Data records below:
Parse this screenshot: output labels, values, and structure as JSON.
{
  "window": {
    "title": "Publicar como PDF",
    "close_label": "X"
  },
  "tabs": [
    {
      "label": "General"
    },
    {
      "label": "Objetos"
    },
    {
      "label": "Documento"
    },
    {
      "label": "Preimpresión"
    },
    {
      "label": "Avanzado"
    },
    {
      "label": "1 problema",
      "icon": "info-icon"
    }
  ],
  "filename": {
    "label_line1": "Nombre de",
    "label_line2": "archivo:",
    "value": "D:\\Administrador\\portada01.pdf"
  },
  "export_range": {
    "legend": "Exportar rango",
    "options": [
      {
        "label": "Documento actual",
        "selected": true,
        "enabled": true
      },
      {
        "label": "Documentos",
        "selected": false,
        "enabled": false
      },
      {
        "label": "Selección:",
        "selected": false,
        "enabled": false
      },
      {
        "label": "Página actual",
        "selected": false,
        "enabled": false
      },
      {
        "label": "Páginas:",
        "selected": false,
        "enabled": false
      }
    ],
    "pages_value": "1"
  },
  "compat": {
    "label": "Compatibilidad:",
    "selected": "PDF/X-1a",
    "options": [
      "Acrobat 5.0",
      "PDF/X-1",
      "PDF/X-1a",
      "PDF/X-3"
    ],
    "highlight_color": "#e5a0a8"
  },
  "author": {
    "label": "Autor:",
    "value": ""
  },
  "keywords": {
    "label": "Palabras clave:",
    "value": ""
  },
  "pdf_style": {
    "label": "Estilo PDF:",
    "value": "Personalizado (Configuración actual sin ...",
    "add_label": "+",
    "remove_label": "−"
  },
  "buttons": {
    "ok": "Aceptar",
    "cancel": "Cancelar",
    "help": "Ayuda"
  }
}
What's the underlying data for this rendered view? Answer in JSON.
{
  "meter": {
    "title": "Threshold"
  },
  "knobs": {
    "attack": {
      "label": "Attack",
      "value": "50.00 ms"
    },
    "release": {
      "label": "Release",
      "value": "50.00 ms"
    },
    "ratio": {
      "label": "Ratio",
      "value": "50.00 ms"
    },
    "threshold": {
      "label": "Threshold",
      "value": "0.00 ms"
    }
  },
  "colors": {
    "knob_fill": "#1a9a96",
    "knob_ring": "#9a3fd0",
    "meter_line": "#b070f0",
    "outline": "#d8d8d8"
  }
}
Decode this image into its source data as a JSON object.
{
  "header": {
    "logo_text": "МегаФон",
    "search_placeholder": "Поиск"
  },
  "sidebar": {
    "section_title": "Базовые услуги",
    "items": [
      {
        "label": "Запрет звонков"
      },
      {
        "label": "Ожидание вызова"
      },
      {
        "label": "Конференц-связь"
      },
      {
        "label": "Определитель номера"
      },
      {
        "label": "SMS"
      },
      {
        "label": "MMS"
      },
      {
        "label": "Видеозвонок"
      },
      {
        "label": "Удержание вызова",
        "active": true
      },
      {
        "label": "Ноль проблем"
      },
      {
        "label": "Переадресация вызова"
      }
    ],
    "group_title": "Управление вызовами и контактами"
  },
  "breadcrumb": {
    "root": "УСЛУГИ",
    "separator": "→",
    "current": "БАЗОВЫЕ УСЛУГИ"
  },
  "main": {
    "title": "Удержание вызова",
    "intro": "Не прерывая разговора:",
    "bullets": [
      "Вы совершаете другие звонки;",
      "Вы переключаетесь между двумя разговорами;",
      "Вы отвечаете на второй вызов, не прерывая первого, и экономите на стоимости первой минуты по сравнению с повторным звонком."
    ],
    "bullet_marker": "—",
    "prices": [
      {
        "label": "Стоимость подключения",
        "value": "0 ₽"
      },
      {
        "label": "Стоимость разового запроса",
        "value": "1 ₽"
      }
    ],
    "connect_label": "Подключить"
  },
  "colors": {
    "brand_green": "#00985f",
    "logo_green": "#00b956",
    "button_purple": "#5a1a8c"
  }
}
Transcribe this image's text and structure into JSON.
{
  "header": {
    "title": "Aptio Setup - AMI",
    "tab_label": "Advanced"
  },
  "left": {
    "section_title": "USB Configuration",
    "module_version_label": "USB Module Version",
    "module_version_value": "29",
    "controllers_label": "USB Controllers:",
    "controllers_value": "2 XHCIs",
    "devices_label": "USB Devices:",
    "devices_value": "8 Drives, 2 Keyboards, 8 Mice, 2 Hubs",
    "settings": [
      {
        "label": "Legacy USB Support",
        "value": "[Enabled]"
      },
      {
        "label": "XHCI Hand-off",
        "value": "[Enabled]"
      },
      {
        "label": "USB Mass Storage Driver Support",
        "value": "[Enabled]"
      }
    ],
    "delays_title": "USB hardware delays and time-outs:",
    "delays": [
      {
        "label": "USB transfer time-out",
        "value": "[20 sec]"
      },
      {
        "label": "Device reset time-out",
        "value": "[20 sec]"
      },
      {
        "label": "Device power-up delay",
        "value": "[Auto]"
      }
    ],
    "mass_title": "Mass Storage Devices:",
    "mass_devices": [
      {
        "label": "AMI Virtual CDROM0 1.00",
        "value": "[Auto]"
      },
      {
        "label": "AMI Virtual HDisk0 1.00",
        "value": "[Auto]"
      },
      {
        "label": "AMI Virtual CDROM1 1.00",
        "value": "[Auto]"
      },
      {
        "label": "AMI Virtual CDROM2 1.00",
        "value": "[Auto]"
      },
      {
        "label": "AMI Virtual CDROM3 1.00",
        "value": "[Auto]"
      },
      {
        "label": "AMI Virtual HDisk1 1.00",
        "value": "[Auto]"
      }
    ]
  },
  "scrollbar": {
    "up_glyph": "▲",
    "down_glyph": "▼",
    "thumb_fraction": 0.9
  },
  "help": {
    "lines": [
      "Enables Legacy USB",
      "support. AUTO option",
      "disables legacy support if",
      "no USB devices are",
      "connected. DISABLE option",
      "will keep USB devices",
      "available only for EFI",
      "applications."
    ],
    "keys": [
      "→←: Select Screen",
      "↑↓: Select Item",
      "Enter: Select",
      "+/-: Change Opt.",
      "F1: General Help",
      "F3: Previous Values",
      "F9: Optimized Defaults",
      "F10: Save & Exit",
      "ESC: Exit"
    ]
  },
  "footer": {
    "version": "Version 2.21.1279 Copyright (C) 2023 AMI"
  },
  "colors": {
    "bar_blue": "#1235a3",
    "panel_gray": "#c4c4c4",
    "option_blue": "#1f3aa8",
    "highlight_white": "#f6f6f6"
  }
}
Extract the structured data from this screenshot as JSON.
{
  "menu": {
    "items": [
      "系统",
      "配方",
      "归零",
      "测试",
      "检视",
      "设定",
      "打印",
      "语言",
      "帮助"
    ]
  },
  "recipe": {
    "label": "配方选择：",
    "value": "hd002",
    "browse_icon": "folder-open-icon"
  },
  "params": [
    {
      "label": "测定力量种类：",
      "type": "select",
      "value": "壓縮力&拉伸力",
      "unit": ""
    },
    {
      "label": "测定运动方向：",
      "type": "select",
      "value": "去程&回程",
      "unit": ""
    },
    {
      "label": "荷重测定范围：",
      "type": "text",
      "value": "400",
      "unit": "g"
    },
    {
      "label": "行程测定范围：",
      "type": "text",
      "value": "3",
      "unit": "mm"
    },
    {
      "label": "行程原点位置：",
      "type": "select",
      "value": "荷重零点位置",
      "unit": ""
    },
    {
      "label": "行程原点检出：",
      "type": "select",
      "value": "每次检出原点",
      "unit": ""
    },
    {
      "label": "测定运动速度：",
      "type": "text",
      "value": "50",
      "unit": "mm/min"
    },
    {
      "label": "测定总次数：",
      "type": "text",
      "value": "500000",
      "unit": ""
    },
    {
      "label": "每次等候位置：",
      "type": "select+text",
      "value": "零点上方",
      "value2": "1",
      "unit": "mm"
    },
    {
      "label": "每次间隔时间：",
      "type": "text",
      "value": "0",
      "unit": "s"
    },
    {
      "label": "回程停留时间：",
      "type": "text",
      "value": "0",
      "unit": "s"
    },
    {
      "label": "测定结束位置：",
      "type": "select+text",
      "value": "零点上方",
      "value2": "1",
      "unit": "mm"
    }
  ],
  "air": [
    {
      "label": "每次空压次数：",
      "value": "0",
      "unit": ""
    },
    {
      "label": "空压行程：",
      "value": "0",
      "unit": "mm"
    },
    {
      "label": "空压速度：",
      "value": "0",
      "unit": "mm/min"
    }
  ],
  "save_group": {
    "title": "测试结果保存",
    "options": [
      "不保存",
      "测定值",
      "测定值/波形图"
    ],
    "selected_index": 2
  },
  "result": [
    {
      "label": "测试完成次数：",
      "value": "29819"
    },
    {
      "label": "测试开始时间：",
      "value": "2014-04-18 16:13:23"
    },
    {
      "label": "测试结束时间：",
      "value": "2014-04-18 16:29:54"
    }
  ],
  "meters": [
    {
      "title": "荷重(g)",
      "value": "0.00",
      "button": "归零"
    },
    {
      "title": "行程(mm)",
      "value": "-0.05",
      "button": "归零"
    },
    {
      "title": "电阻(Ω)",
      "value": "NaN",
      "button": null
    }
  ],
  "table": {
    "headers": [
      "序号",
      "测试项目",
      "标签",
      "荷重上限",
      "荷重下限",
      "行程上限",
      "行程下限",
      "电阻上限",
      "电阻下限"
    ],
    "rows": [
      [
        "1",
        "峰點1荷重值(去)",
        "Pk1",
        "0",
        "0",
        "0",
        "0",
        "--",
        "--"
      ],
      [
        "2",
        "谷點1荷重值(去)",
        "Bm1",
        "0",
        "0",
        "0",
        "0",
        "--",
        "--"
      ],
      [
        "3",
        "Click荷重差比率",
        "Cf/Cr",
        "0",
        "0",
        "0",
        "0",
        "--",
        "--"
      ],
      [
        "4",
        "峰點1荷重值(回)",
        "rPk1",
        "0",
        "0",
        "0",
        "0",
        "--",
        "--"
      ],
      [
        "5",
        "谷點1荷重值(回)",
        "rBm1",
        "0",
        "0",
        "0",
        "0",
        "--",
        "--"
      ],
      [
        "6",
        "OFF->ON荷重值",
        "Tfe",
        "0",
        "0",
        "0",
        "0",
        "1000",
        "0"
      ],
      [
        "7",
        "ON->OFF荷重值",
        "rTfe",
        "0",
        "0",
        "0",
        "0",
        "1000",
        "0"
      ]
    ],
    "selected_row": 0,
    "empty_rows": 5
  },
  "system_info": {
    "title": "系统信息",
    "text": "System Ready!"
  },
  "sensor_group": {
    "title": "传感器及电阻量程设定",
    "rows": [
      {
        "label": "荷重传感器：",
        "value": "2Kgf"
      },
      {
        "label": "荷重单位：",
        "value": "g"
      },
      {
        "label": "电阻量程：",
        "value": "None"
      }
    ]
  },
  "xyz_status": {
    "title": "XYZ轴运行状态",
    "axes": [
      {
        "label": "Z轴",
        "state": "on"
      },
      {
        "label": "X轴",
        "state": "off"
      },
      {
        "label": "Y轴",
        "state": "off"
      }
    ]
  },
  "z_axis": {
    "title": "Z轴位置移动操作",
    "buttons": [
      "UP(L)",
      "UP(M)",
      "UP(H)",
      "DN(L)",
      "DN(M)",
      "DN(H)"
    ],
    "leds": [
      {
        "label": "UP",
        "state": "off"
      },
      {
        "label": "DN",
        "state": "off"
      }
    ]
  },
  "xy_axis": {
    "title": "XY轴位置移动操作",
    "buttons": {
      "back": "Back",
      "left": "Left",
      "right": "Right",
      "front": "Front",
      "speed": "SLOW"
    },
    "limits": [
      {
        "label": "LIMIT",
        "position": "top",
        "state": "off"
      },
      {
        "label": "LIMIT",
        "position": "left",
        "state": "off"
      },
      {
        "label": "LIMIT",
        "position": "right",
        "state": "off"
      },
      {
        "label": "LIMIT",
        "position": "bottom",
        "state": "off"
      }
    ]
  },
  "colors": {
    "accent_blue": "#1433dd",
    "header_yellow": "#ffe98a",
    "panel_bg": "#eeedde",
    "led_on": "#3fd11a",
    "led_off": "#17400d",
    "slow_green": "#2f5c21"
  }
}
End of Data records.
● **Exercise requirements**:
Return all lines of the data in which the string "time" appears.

● **Response area**:
    "delays_title": "USB hardware delays and time-outs:",
        "label": "USB transfer time-out",
        "label": "Device reset time-out",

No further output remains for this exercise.